New 'Consent' App Could Miss the Point of Consent

September 16th 2016

By:
Danielle DeCourcey

A new app called Sasie aims to document consent before college students have a sexual encounter but, not everyone thinks it's a good idea. Could the app protect rapists rather than simply clarify consent?

The top executive at Sasie said that the app is meant to be a legally binding contract between two adults who are agreeing to have a sexual encounter. Sasie users sign a contract with their pictures agreeing to a sexual encounter.

sasie app

"Our affirmative consent app complies with campus consent policies in most states, and provides a legally binding modicum of evidence for students, and adjudicators, too," said Sasie CEO Sam Hornreich in a press release. "This evidence is often not there at all in sexual assault hearings on college campuses. It can be the critical difference in a situation where it’s often just one student's word against another."
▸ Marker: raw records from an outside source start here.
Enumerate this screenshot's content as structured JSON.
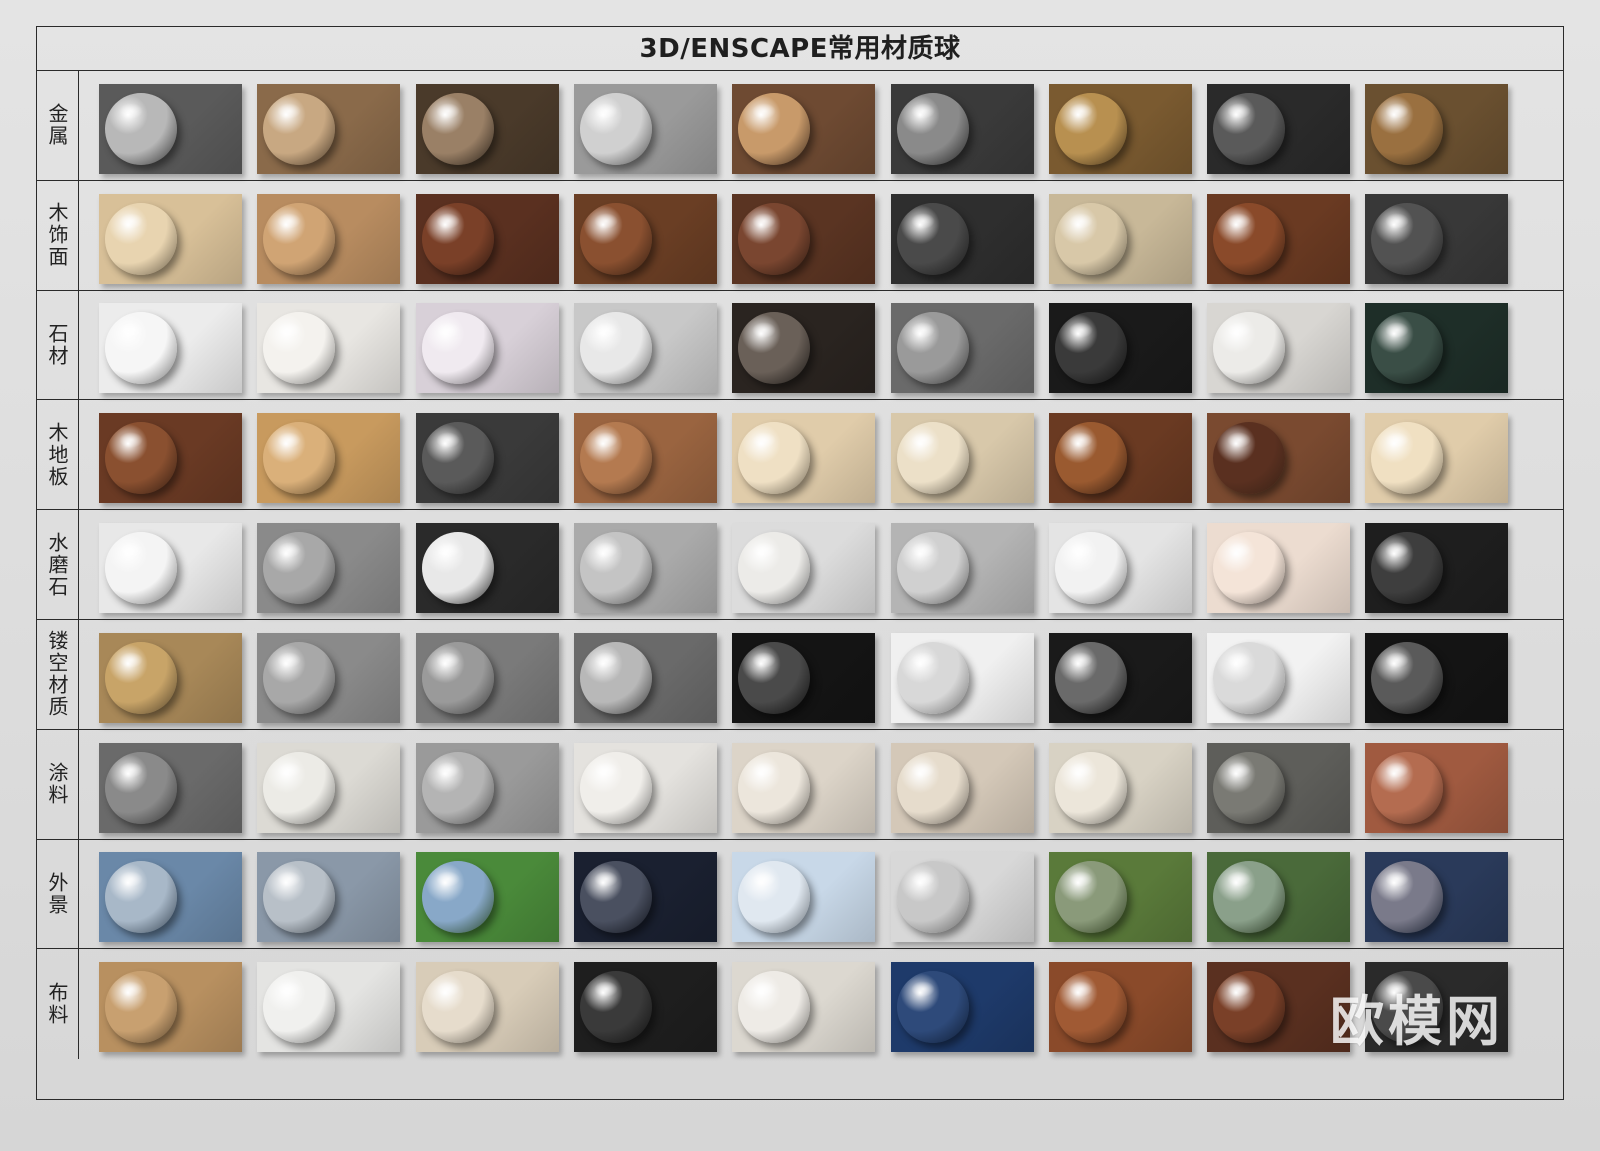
{
  "title": "3D/ENSCAPE常用材质球",
  "watermark": "欧模网",
  "rows": [
    {
      "label": "金属",
      "swatches": [
        {
          "bg": "#5a5a5a",
          "sp": "#b8b8b8"
        },
        {
          "bg": "#8a6a4a",
          "sp": "#c8a882"
        },
        {
          "bg": "#4a3a2a",
          "sp": "#9a8066"
        },
        {
          "bg": "#9a9a9a",
          "sp": "#d0d0d0"
        },
        {
          "bg": "#6e4a32",
          "sp": "#c89a6a"
        },
        {
          "bg": "#3a3a3a",
          "sp": "#8a8a8a"
        },
        {
          "bg": "#7a5a30",
          "sp": "#b89050"
        },
        {
          "bg": "#2a2a2a",
          "sp": "#5a5a5a"
        },
        {
          "bg": "#6a5030",
          "sp": "#9a7040"
        }
      ]
    },
    {
      "label": "木饰面",
      "swatches": [
        {
          "bg": "#d8c098",
          "sp": "#e8d4b0"
        },
        {
          "bg": "#b88c60",
          "sp": "#d0a474"
        },
        {
          "bg": "#5a3020",
          "sp": "#7a4028"
        },
        {
          "bg": "#6a3e24",
          "sp": "#8a5030"
        },
        {
          "bg": "#5a3422",
          "sp": "#7a4630"
        },
        {
          "bg": "#2e2e2e",
          "sp": "#4a4a4a"
        },
        {
          "bg": "#c8b898",
          "sp": "#d8c8a8"
        },
        {
          "bg": "#6a3a22",
          "sp": "#8a4a2a"
        },
        {
          "bg": "#383838",
          "sp": "#525252"
        }
      ]
    },
    {
      "label": "石材",
      "swatches": [
        {
          "bg": "#ececec",
          "sp": "#f6f6f6"
        },
        {
          "bg": "#e8e6e2",
          "sp": "#f4f2ee"
        },
        {
          "bg": "#d8d0d8",
          "sp": "#f0eaf0"
        },
        {
          "bg": "#c8c8c8",
          "sp": "#e8e8e8"
        },
        {
          "bg": "#2a2420",
          "sp": "#6a6058"
        },
        {
          "bg": "#6a6a6a",
          "sp": "#9a9a9a"
        },
        {
          "bg": "#1a1a1a",
          "sp": "#3a3a3a"
        },
        {
          "bg": "#d8d6d2",
          "sp": "#ecebe8"
        },
        {
          "bg": "#1e2e28",
          "sp": "#3a4e46"
        }
      ]
    },
    {
      "label": "木地板",
      "swatches": [
        {
          "bg": "#6a3a24",
          "sp": "#8a5030"
        },
        {
          "bg": "#c89a5e",
          "sp": "#dab07a"
        },
        {
          "bg": "#3a3a3a",
          "sp": "#5a5a5a"
        },
        {
          "bg": "#9a6440",
          "sp": "#b47a50"
        },
        {
          "bg": "#e0ccaa",
          "sp": "#efe0c4"
        },
        {
          "bg": "#d8c8aa",
          "sp": "#ece0c8"
        },
        {
          "bg": "#6a3a22",
          "sp": "#9a5a30"
        },
        {
          "bg": "#7a4a30",
          "sp": "#5a3020"
        },
        {
          "bg": "#e0ccaa",
          "sp": "#f0e0c2"
        }
      ]
    },
    {
      "label": "水磨石",
      "swatches": [
        {
          "bg": "#e8e8e8",
          "sp": "#f4f4f4"
        },
        {
          "bg": "#8a8a8a",
          "sp": "#a8a8a8"
        },
        {
          "bg": "#2a2a2a",
          "sp": "#e8e8e8"
        },
        {
          "bg": "#aaaaaa",
          "sp": "#c4c4c4"
        },
        {
          "bg": "#dcdcdc",
          "sp": "#ecebe8"
        },
        {
          "bg": "#b4b4b4",
          "sp": "#d0d0d0"
        },
        {
          "bg": "#e4e4e4",
          "sp": "#f2f2f2"
        },
        {
          "bg": "#ecdcd0",
          "sp": "#f4e4d8"
        },
        {
          "bg": "#1e1e1e",
          "sp": "#3e3e3e"
        }
      ]
    },
    {
      "label": "镂空材质",
      "swatches": [
        {
          "bg": "#a88858",
          "sp": "#c8a468"
        },
        {
          "bg": "#8a8a8a",
          "sp": "#a8a8a8"
        },
        {
          "bg": "#7a7a7a",
          "sp": "#9a9a9a"
        },
        {
          "bg": "#6a6a6a",
          "sp": "#b8b8b8"
        },
        {
          "bg": "#141414",
          "sp": "#4a4a4a"
        },
        {
          "bg": "#f0f0f0",
          "sp": "#d8d8d8"
        },
        {
          "bg": "#1a1a1a",
          "sp": "#6a6a6a"
        },
        {
          "bg": "#f2f2f2",
          "sp": "#dadada"
        },
        {
          "bg": "#141414",
          "sp": "#5a5a5a"
        }
      ]
    },
    {
      "label": "涂料",
      "swatches": [
        {
          "bg": "#6a6a6a",
          "sp": "#8a8a8a"
        },
        {
          "bg": "#dcdad4",
          "sp": "#ecebe6"
        },
        {
          "bg": "#9a9a9a",
          "sp": "#b4b4b4"
        },
        {
          "bg": "#e4e2de",
          "sp": "#f0eeea"
        },
        {
          "bg": "#dcd4c8",
          "sp": "#ece6dc"
        },
        {
          "bg": "#d4c8b8",
          "sp": "#e6dccc"
        },
        {
          "bg": "#d8d2c4",
          "sp": "#ece6da"
        },
        {
          "bg": "#5e5e5a",
          "sp": "#7a7a74"
        },
        {
          "bg": "#a05a40",
          "sp": "#b46c50"
        }
      ]
    },
    {
      "label": "外景",
      "swatches": [
        {
          "bg": "#6a88a8",
          "sp": "#a8b8c8"
        },
        {
          "bg": "#8a98a8",
          "sp": "#b8c0c8"
        },
        {
          "bg": "#4a8a3a",
          "sp": "#88a8c8"
        },
        {
          "bg": "#1a2030",
          "sp": "#4a5060"
        },
        {
          "bg": "#c8d8e8",
          "sp": "#e0e8f0"
        },
        {
          "bg": "#d8d8d8",
          "sp": "#c8c8c8"
        },
        {
          "bg": "#5a7a3a",
          "sp": "#8a9a7a"
        },
        {
          "bg": "#4a6a3a",
          "sp": "#8aa08a"
        },
        {
          "bg": "#2a3a5a",
          "sp": "#7a7a8a"
        }
      ]
    },
    {
      "label": "布料",
      "swatches": [
        {
          "bg": "#b89060",
          "sp": "#c8a070"
        },
        {
          "bg": "#e4e4e2",
          "sp": "#f0f0ee"
        },
        {
          "bg": "#d8ccb8",
          "sp": "#e6dccc"
        },
        {
          "bg": "#1e1e1e",
          "sp": "#3a3a3a"
        },
        {
          "bg": "#dcd8d0",
          "sp": "#eeebe6"
        },
        {
          "bg": "#1e3a6a",
          "sp": "#2e4a7a"
        },
        {
          "bg": "#8a4a2a",
          "sp": "#a05a34"
        },
        {
          "bg": "#5a3020",
          "sp": "#7a4028"
        },
        {
          "bg": "#2a2a2a",
          "sp": "#4a4a4a"
        }
      ]
    }
  ]
}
However, as critics of the app have pointed out, a person's decision to consent can change at any point during a sexual encounter. It's possible that someone could consent to sex through the app and then change their mind afterwards. Lux Alptraum from Motherboard wrote that the apps could be used to protect future rapists, who rape after they have recorded consent.
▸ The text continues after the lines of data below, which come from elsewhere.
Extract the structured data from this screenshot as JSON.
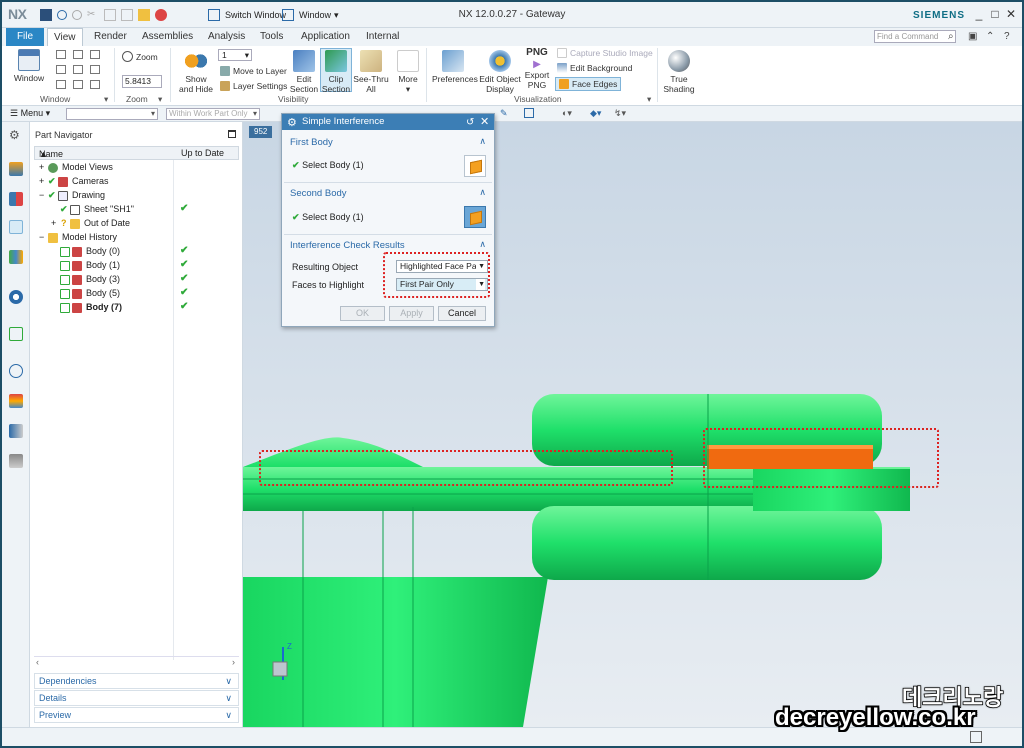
{
  "titlebar": {
    "logo": "NX",
    "switch_window": "Switch Window",
    "window_menu": "Window",
    "title": "NX 12.0.0.27 - Gateway",
    "brand": "SIEMENS",
    "minimize": "_",
    "maximize": "□",
    "close": "✕"
  },
  "tabs": {
    "items": [
      "File",
      "View",
      "Render",
      "Assemblies",
      "Analysis",
      "Tools",
      "Application",
      "Internal"
    ],
    "active": "View",
    "find_placeholder": "Find a Command"
  },
  "ribbon": {
    "window_btn": "Window",
    "window_group": "Window",
    "zoom_btn": "Zoom",
    "zoom_value": "5.8413",
    "zoom_group": "Zoom",
    "layer_value": "1",
    "show_hide": [
      "Show",
      "and Hide"
    ],
    "move_to_layer": "Move to Layer",
    "layer_settings": "Layer Settings",
    "edit_section": [
      "Edit",
      "Section"
    ],
    "clip_section": [
      "Clip",
      "Section"
    ],
    "see_thru": [
      "See-Thru",
      "All"
    ],
    "more": "More",
    "visibility_group": "Visibility",
    "preferences": "Preferences",
    "edit_object_display": [
      "Edit Object",
      "Display"
    ],
    "png_label": "PNG",
    "export_png": [
      "Export",
      "PNG"
    ],
    "capture_studio": "Capture Studio Image",
    "edit_background": "Edit Background",
    "face_edges": "Face Edges",
    "visualization_group": "Visualization",
    "true_shading": [
      "True",
      "Shading"
    ]
  },
  "toolbar2": {
    "menu": "Menu",
    "filter_placeholder": "Within Work Part Only"
  },
  "navigator": {
    "title": "Part Navigator",
    "col_name": "Name",
    "col_status": "Up to Date",
    "rows": [
      {
        "label": "Model Views",
        "check": ""
      },
      {
        "label": "Cameras",
        "check": ""
      },
      {
        "label": "Drawing",
        "check": ""
      },
      {
        "label": "Sheet \"SH1\"",
        "check": "✔"
      },
      {
        "label": "Out of Date",
        "check": ""
      },
      {
        "label": "Model History",
        "check": ""
      },
      {
        "label": "Body (0)",
        "check": "✔"
      },
      {
        "label": "Body (1)",
        "check": "✔"
      },
      {
        "label": "Body (3)",
        "check": "✔"
      },
      {
        "label": "Body (5)",
        "check": "✔"
      },
      {
        "label": "Body (7)",
        "check": "✔"
      }
    ],
    "panels": [
      "Dependencies",
      "Details",
      "Preview"
    ]
  },
  "graphics": {
    "tab_label": "952"
  },
  "dialog": {
    "title": "Simple Interference",
    "first_body": "First Body",
    "first_select": "Select Body (1)",
    "second_body": "Second Body",
    "second_select": "Select Body (1)",
    "results_header": "Interference Check Results",
    "resulting_object_label": "Resulting Object",
    "resulting_object_value": "Highlighted Face Pair",
    "faces_label": "Faces to Highlight",
    "faces_value": "First Pair Only",
    "ok": "OK",
    "apply": "Apply",
    "cancel": "Cancel"
  },
  "watermark": {
    "line1": "데크리노랑",
    "line2": "decreyellow.co.kr"
  },
  "colors": {
    "model_green": "#1fe06a",
    "interference_orange": "#f06a10",
    "annotation_red": "#dd2222",
    "dialog_title": "#3c7eb5"
  }
}
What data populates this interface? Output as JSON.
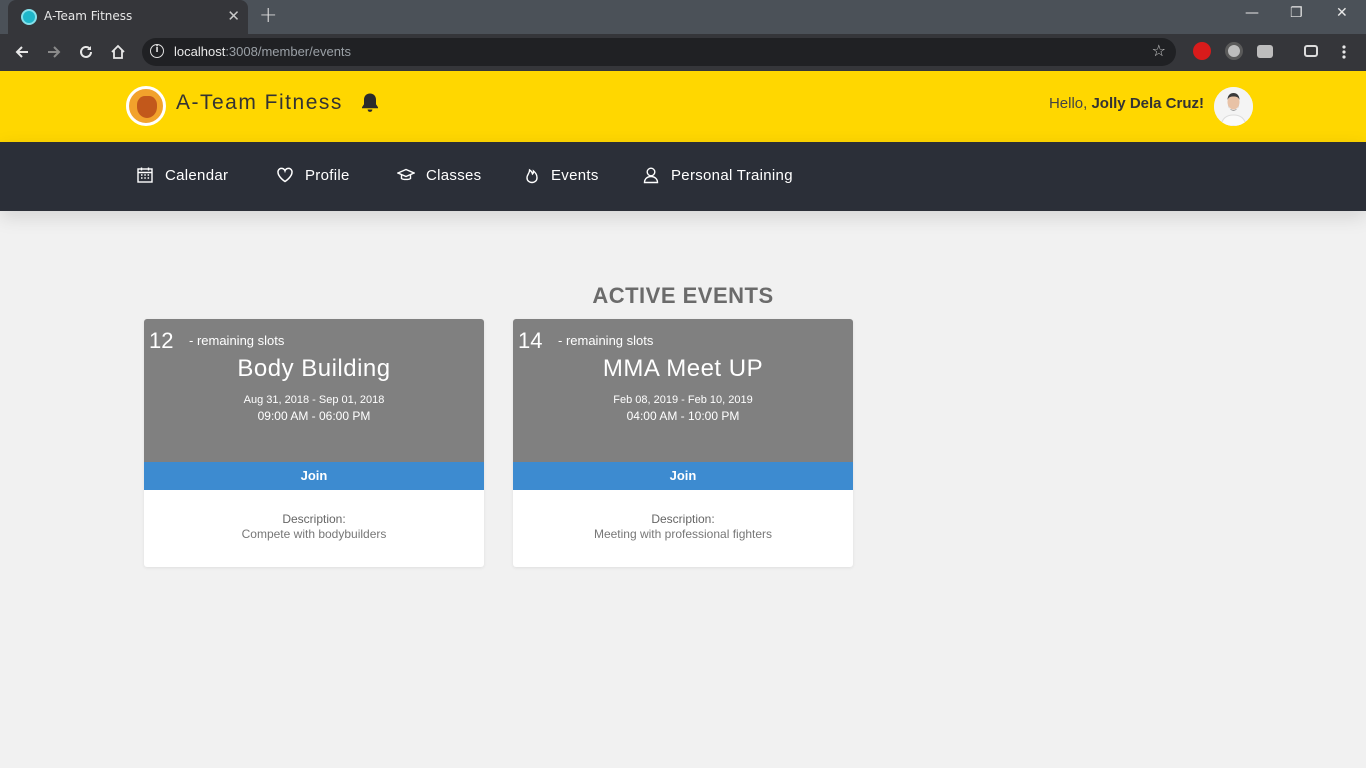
{
  "browser": {
    "tab_title": "A-Team Fitness",
    "tab_close": "✕",
    "new_tab": "+",
    "url_host": "localhost",
    "url_path": ":3008/member/events",
    "star": "☆",
    "minimize": "—",
    "restore": "❐",
    "close": "✕"
  },
  "header": {
    "brand": "A-Team Fitness",
    "greeting_prefix": "Hello, ",
    "user_name": "Jolly Dela Cruz!",
    "accent_color": "#ffd700"
  },
  "nav": {
    "items": [
      {
        "label": "Calendar",
        "icon": "calendar-icon"
      },
      {
        "label": "Profile",
        "icon": "heart-icon"
      },
      {
        "label": "Classes",
        "icon": "graduation-cap-icon"
      },
      {
        "label": "Events",
        "icon": "flame-icon"
      },
      {
        "label": "Personal Training",
        "icon": "user-icon"
      }
    ]
  },
  "main": {
    "title": "ACTIVE EVENTS",
    "events": [
      {
        "slots": "12",
        "slots_label": "- remaining slots",
        "title": "Body Building",
        "dates": "Aug 31, 2018 - Sep 01, 2018",
        "times": "09:00 AM - 06:00 PM",
        "join_label": "Join",
        "description_label": "Description:",
        "description": "Compete with bodybuilders"
      },
      {
        "slots": "14",
        "slots_label": "- remaining slots",
        "title": "MMA Meet UP",
        "dates": "Feb 08, 2019 - Feb 10, 2019",
        "times": "04:00 AM - 10:00 PM",
        "join_label": "Join",
        "description_label": "Description:",
        "description": "Meeting with professional fighters"
      }
    ]
  }
}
"Sure, SaSie users sign a binding agreement that indicates they understand consent—including that consent can be revoked—but no one’s prevented from breaching that contract, and it’s unclear what recourse a user might have if their partner ends up raping them after signing a contract that promises they won’t."

Michael Lissack, who created the "We Consent" suite of apps, through which people can consent or decline to consent to a sexual encounter, said critics are missing a key point about the technology. He said the apps aim to encourage a conversation about sexual encounters before something bad happens.

"The real importance of yes apps is not that anyone uses them, it's just that they discuss them." he said "The entire purpose of the yes apps and the no apps is to get people to have a discussion before they engage."

"You should not be consenting to sex you should be engaging with it," he added. "You should be giving something mutual."

Although apps like We Consent and Sasie aim to create a discussion about sex beforehand, Sasie is also being presented as a legal contract, even though there are several ways for consent to change after the fact.

"Does our app and some of the other apps create something that can be used in the space of an investigation. Is any of it good evidence in a proper legal proceeding? Maybe, but that hasn't shown itself yet, Lissack said.

Update 9/16 10:30 a.m.

Sasie CEO Sam Horneich sent a statement about revoked consent to ATTN: 

"Specifically, we address the concern for changing one's mind in a very particular way. Using a combination of email termination, as well as an invitation (and legal obligation per the wording in our app) to acknowledge that response, we can provide a chain of legal evidence bearing clues for an adjudicator as to the nature of what happened. If either student chooses to introduce it as evidence."

RELATED: 4 Ways You Can Be Raped After You've Consented to Sex